ÉBAUCHE. Movement blank, or rough movement in the incomplete stage - 'in the grey'. In the early 19th
century the ebauche was made up of two plates with pillars and bars, barrel, fusee, index, click and ratchet wheel
and assembly screws. The parts were roughly filed and milled. In England during the 19th century, Lancashire
became the centre of the movement trade. One of the best known makers was Joseph Preston & Sons of Prescot,
founded in 1829. Their movements were stamped J.P. The work was much sub-divided.
END SHAKE. Axial play, or necessary clearance between the ends or shoulders of an arbor and the bearing surfaces.
END STONE. An end-plate made of a jewel.
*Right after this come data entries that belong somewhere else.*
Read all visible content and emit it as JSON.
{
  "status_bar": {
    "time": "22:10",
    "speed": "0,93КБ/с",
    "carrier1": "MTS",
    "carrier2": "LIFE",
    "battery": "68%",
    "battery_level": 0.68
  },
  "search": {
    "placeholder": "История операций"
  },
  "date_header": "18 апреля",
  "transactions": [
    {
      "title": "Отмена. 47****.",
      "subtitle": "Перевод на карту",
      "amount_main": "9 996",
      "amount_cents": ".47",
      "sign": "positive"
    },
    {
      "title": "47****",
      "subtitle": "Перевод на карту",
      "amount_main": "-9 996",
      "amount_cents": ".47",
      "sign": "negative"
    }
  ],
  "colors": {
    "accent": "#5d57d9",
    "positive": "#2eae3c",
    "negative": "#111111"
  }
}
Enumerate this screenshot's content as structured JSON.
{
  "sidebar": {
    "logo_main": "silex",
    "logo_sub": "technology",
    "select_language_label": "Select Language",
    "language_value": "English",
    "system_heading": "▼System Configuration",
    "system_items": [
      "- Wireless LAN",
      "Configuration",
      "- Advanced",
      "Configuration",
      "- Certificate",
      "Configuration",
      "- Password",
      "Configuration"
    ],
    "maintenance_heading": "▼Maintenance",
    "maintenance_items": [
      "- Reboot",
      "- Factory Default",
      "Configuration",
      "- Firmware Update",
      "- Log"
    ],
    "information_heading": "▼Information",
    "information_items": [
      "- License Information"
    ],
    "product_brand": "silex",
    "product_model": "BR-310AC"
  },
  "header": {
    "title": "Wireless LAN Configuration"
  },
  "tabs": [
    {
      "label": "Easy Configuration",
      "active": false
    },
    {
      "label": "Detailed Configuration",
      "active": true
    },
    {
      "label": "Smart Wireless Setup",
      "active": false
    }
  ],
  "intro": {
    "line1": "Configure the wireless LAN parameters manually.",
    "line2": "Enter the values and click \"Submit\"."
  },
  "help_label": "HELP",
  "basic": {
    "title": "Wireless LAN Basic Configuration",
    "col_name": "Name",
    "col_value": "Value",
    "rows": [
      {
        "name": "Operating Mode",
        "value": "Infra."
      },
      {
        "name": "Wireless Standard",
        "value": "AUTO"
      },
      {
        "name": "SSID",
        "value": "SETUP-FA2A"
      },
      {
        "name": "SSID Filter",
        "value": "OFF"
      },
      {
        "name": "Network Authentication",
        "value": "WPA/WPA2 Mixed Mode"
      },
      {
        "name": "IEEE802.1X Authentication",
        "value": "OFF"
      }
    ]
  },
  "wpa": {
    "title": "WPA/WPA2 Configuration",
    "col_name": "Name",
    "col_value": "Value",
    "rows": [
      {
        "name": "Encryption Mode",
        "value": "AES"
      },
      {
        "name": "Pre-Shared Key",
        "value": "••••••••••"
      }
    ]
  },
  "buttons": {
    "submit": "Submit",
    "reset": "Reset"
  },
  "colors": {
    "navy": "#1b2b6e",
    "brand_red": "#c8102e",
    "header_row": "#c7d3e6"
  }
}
A small disc of jewel upon which a watch pivot rests; particularly for the balance staff pivot. It is generally fixed to the balance cock by means of screws. In continental watches, the end-plate was a polished steel plate screwed to the balance cock. It is called a 'coqueret' (q.v.). Endstones are also referred to as 'cap jewels.'
ENDLESS SCREW. Also called a 'worm' or tangent screw.
ENGINE TURNING. Decoration performed by an engine-turning lathe, producing a variety of patterns on a metal surface. It is also known as 'guilloché'It was a very popular method of decorating watch cases from about 1770, often being overlaid with transparent or translucent enamel.
ENGLISH LEVER ESCAPEMENT. A lever escapement in which the escape wheel teeth are pointed, the impulse being taken entirely by the pallet-stones; the lift is entirely on the pallets. See also LEVER ESCAPEMENT.
ENTRY PALLET. The receiving pallet, which receives impulses from the escape wheel teeth as they enter. The exit pallet, or discharging pallet, receives impulse as the teeth leave.
EQUATION OF TIME. Adding to or subtracting from true solar (sun) time the amount necessary to obtain mean time, mean time being the average length of all the solar days in the year, which is therefore a mathematical division. The 'equation' was worked out by John Flamsteed in about 1670. He tabulated the difference between noon mean time and true solar noon. The tables were used to check a watch against a sun dial. A few watches have been made to show the equation on a subsidiary dial. Watch papers were sometimes printed giving the equation.
ESCAPEMENT. That part of the movement which controls the release of the motive power. The escapement both controls the release of the driving force and also imparts energy (impulses) to the balance to maintain it in oscillation. The regularity with which this dual action takes place is controlled by the balance and its spring. The timekeeping properties of an escapement, therefore, depend essentially upon the balance and spring.
Escapements may be classified as:
(1) Frictional rest, in which the balance is constantly in contact with a part of the escapement - e.g. (a) recoil escapements in which the locking faces are eccentric, causing a recoil of the escape wheel. (b) dead-beat escapements, with concentric locking faces, which give no recoil.
(2) Detached escapement, in which the balance is detached from the escapement except at the time of locking and receiving impulse. The verge escapement is an example of 1(a). The cylinder is an example of 1(b) and the lever an example of 2. A single beat escapement gives a single impulse for each double swing of the balance. The duplex and the chronometer detent escapement are examples. A constant-force escapement employs an intermediate spring, a 'remontoire', wound periodically by the train, which spring impulses the balance.
ESCAPE WHEEL. The last wheel in the going train, which permits 'escape' of the motive power, giving impulse to the balance. It is alternately locked and released.
EXIT PALLET. See ENTRY PALLET